Exercise directions: Word for word, the listing below should be printed again.

===== Extracted records

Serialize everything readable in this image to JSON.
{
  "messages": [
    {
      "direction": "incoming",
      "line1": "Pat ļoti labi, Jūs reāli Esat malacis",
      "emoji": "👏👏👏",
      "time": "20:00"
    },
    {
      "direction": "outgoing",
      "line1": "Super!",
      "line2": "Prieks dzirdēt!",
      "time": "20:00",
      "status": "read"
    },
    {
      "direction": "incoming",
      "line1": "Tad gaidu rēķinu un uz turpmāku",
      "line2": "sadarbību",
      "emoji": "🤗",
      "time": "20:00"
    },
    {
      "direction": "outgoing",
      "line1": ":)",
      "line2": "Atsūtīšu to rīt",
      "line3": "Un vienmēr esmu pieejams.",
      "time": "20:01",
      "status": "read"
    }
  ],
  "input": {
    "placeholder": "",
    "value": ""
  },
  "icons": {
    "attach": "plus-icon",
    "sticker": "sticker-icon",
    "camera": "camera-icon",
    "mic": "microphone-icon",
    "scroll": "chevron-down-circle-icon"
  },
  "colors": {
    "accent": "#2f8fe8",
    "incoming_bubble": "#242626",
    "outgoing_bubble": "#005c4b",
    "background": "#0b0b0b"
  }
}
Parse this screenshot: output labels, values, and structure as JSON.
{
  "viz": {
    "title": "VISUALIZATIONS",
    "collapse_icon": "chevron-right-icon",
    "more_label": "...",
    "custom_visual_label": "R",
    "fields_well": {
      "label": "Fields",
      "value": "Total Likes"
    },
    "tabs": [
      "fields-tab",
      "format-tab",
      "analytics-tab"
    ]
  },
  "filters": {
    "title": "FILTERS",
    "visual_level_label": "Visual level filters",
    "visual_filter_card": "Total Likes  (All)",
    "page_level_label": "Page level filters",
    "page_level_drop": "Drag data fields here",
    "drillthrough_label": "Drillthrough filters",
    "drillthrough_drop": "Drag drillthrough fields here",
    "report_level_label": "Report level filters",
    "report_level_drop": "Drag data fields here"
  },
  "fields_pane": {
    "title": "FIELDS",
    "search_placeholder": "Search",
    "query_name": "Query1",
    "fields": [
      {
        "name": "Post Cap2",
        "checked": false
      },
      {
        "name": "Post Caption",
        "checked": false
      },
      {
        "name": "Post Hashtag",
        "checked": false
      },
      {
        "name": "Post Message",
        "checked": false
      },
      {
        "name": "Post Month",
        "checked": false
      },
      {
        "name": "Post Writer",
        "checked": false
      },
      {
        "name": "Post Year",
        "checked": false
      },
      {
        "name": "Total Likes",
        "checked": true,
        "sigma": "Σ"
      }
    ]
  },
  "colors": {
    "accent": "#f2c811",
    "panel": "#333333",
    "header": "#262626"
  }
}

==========

Solution for this problem:
Serialize everything readable in this image to JSON.
{
  "messages": [
    {
      "direction": "incoming",
      "line1": "Pat ļoti labi, Jūs reāli Esat malacis",
      "emoji": "👏👏👏",
      "time": "20:00"
    },
    {
      "direction": "outgoing",
      "line1": "Super!",
      "line2": "Prieks dzirdēt!",
      "time": "20:00",
      "status": "read"
    },
    {
      "direction": "incoming",
      "line1": "Tad gaidu rēķinu un uz turpmāku",
      "line2": "sadarbību",
      "emoji": "🤗",
      "time": "20:00"
    },
    {
      "direction": "outgoing",
      "line1": ":)",
      "line2": "Atsūtīšu to rīt",
      "line3": "Un vienmēr esmu pieejams.",
      "time": "20:01",
      "status": "read"
    }
  ],
  "input": {
    "placeholder": "",
    "value": ""
  },
  "icons": {
    "attach": "plus-icon",
    "sticker": "sticker-icon",
    "camera": "camera-icon",
    "mic": "microphone-icon",
    "scroll": "chevron-down-circle-icon"
  },
  "colors": {
    "accent": "#2f8fe8",
    "incoming_bubble": "#242626",
    "outgoing_bubble": "#005c4b",
    "background": "#0b0b0b"
  }
}
Parse this screenshot: output labels, values, and structure as JSON.
{
  "viz": {
    "title": "VISUALIZATIONS",
    "collapse_icon": "chevron-right-icon",
    "more_label": "...",
    "custom_visual_label": "R",
    "fields_well": {
      "label": "Fields",
      "value": "Total Likes"
    },
    "tabs": [
      "fields-tab",
      "format-tab",
      "analytics-tab"
    ]
  },
  "filters": {
    "title": "FILTERS",
    "visual_level_label": "Visual level filters",
    "visual_filter_card": "Total Likes  (All)",
    "page_level_label": "Page level filters",
    "page_level_drop": "Drag data fields here",
    "drillthrough_label": "Drillthrough filters",
    "drillthrough_drop": "Drag drillthrough fields here",
    "report_level_label": "Report level filters",
    "report_level_drop": "Drag data fields here"
  },
  "fields_pane": {
    "title": "FIELDS",
    "search_placeholder": "Search",
    "query_name": "Query1",
    "fields": [
      {
        "name": "Post Cap2",
        "checked": false
      },
      {
        "name": "Post Caption",
        "checked": false
      },
      {
        "name": "Post Hashtag",
        "checked": false
      },
      {
        "name": "Post Message",
        "checked": false
      },
      {
        "name": "Post Month",
        "checked": false
      },
      {
        "name": "Post Writer",
        "checked": false
      },
      {
        "name": "Post Year",
        "checked": false
      },
      {
        "name": "Total Likes",
        "checked": true,
        "sigma": "Σ"
      }
    ]
  },
  "colors": {
    "accent": "#f2c811",
    "panel": "#333333",
    "header": "#262626"
  }
}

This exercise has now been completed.